Problem to work on:
Among the entries, find the lines with the string "megaphone" and report them.

Input for this task:
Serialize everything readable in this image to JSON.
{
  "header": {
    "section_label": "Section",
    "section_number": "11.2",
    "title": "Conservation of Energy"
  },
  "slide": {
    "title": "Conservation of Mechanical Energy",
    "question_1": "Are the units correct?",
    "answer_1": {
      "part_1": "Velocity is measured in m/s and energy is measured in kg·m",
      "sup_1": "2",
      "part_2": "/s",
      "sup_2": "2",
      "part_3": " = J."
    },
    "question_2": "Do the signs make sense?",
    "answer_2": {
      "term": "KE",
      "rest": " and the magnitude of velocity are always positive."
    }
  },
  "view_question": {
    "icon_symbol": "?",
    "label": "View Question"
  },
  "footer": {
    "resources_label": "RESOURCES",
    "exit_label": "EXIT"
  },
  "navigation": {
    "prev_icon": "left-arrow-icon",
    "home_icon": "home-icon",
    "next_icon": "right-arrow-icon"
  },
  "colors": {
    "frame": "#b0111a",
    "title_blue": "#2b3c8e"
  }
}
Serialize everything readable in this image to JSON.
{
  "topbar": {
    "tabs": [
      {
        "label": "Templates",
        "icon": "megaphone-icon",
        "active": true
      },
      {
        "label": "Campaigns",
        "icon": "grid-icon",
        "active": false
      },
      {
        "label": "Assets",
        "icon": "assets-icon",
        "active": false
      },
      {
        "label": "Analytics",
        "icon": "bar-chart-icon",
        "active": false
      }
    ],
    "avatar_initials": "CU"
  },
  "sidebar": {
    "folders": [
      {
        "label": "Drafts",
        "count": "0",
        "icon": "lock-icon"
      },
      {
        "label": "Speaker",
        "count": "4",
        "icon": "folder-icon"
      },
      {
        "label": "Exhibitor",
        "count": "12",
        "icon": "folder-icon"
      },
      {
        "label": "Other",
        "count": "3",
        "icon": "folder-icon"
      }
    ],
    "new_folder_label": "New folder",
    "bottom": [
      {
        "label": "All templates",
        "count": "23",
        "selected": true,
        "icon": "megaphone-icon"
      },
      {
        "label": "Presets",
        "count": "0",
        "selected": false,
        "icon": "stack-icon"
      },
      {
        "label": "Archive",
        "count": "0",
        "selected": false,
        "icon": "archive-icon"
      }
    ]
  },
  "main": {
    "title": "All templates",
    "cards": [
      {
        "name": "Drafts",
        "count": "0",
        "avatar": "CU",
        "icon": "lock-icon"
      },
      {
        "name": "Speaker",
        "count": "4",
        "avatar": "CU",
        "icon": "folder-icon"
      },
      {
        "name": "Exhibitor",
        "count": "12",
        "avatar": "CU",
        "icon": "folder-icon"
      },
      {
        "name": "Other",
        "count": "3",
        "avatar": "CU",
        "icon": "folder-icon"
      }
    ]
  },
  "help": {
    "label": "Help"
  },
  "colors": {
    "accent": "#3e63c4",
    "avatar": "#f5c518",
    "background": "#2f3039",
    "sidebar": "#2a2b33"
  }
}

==

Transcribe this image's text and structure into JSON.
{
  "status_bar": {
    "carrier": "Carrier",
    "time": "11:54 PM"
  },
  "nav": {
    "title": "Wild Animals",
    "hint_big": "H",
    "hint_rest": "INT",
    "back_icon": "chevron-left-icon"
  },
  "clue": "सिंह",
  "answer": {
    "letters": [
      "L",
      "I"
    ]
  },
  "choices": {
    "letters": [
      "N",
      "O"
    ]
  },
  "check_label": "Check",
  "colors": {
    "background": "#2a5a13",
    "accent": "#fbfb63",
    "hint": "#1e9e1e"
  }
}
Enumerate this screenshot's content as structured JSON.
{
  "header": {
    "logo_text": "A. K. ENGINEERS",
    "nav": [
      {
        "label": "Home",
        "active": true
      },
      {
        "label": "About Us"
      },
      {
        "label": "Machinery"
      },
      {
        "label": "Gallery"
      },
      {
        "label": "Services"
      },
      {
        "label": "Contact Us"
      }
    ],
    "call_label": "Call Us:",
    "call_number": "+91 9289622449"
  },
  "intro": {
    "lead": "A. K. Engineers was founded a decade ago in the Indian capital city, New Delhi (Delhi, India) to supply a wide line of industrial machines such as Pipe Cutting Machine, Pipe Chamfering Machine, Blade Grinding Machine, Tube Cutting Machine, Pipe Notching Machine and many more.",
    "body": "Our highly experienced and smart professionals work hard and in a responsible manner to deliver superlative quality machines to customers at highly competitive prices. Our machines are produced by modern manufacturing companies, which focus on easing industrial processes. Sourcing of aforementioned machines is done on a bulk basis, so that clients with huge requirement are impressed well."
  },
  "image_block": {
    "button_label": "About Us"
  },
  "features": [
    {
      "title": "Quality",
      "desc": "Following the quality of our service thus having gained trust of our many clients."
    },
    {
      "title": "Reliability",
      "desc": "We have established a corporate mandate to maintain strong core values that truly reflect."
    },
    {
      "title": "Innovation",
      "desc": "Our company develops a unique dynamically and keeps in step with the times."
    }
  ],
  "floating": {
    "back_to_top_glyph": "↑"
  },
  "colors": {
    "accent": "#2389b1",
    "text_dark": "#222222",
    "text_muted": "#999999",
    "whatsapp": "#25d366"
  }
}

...

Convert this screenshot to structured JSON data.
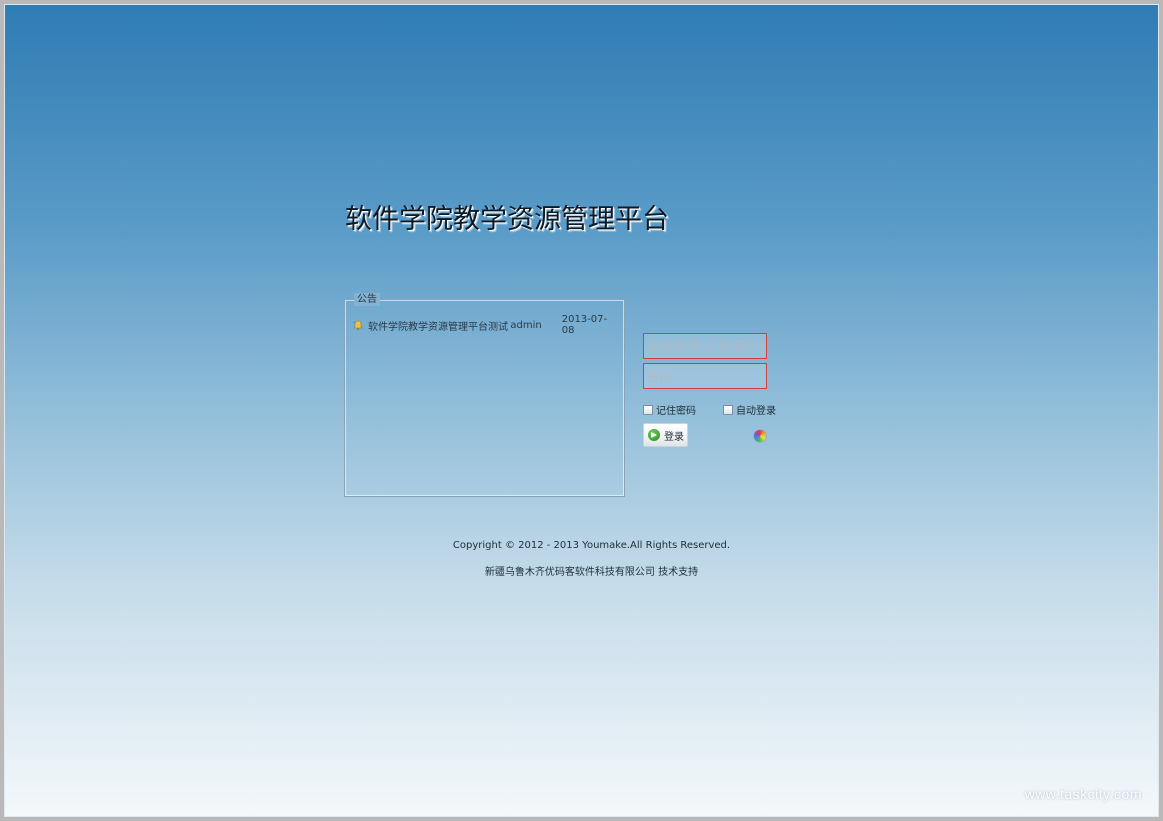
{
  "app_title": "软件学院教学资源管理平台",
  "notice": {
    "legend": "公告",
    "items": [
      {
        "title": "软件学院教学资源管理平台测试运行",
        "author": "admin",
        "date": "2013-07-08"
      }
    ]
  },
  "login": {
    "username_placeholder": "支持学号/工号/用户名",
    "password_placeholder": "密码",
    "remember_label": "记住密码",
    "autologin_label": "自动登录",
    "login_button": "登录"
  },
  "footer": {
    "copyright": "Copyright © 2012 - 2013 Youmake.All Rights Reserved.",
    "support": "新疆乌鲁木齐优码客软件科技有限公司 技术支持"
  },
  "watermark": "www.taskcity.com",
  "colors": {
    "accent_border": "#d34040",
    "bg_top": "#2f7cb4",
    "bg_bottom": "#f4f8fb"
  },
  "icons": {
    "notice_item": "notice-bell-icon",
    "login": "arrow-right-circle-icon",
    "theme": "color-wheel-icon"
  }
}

Completed exercise:
        "icon": "megaphone-icon",
        "icon": "megaphone-icon"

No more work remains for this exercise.